I’m one of those people who doesn’t really like the present rules for armour class and hit points in d20. Chris Marlowe has written an article about the same dissatisfaction. In that article, Mr. Marlowe discussed a few solutions. Well, I’m here to tell you that I’ve found mine. The system is not perfect, but the basis for exactly what I was looking for is there. It’s the Grim-N-Gritty Hit Point and Combat Rules by Kenneth S. Hood.
I happened to find this free PDF while doing research for an upcoming campaign. The campaign is political, very low magic and I wanted to discourage combat as a viable answer to any impasse. The Grim-N-Gritty rules certainly make combat more dangerous, and while high-level characters have advantages, they no longer stride god-like through towns and villages.
The Grim-N-Gritty rules don’t make combat much more deadly at low-level, rather the rules restrict progression. Also, intrinsic to this new hit point system are two new stats called “Defence” and “Protection.” Combat becomes a series of opposed rolls. Armour now reduces damage rather than helping one avoid hits. Defence increases with levels, as do hit points (though nowhere near as great an increase as in the present d20 rules). Protection, meanwhile, is based on one’s armour.
Also important to the Grim-N-Gritty rules is deteriorating skill as one loses hit points. Penalties are accumulated as hit points are lost. Healing is much slower in the Grim-N-Gritty rules. Given this, player characters are much more careful about engaging in combat. If that CR 0.25 creature happens to get a critical, and gets through the PCs protection, that damage could take weeks to heal!
Having used the Grim-N-Gritty rules a couple of times now, I enjoy them. I like the idea of opposed rolls, as that fits better into my conception of combat and how an increase in ability and experience allows one to avoid strikes. Perhaps part of this was supposed to be included in the d20 abstract stat of hit points, but I found it difficult to put in place during games, or even visualize. Being a huge movie fan, a lot of my games are envisioned alike to a movie. As such, the idea of actually fencing, of placing skill against skill, appeals to me.
In the campaign using Grim-N-Gritty, players that usually waded into combat–even when hacking the head off the nearest individual is obviously not the best idea–avoided combat when possible. Fighting became a defensive, tactical exercise rather than a version of the PC game “Diablo.” This suits my campaign and my DMing style.

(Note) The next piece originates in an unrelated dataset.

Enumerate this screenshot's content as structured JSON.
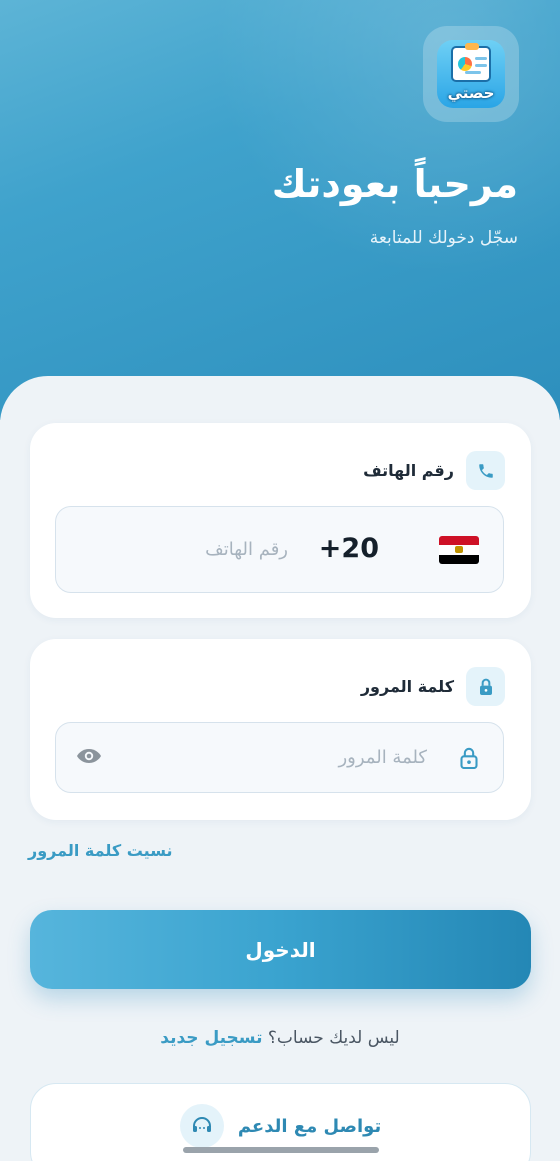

I haven’t heard any complaints (yet) and I really like how the players have reacted to the rules. We found that sometimes the rules were as unbelievable as the regular d20 rules. When on the characters became paralysed, we tried to figure out how to handle attacks on him. It seemed that the PC still got a Defence roll, which seemed unrealistic. We decided that the attacker still needed to hit, and as long as a 1 or less (after modifications) wasn’t rolled, the attacker hit, but still had to deal with the PCs protection.
All in all, the Grim-N-Gritty Hit Point and Combat Rules addresses my main concern with d20. It is basic enough that it does not slow down or make d20s abstract and simple combat rules any more complex. Combat still moves quickly and flows smoothly. I wouldn’t suggest this for a magic heavy environment (magic becomes very deadly, especially high level spells!) or for those who prefer the heroic, laugh-at-the-pain campaign. I would, however, suggest those who dislike the current hit point system download and consider using these rules variants. They are easy to integrate into a campaign and add a lot of tension to the mix whenever someone draws a sword.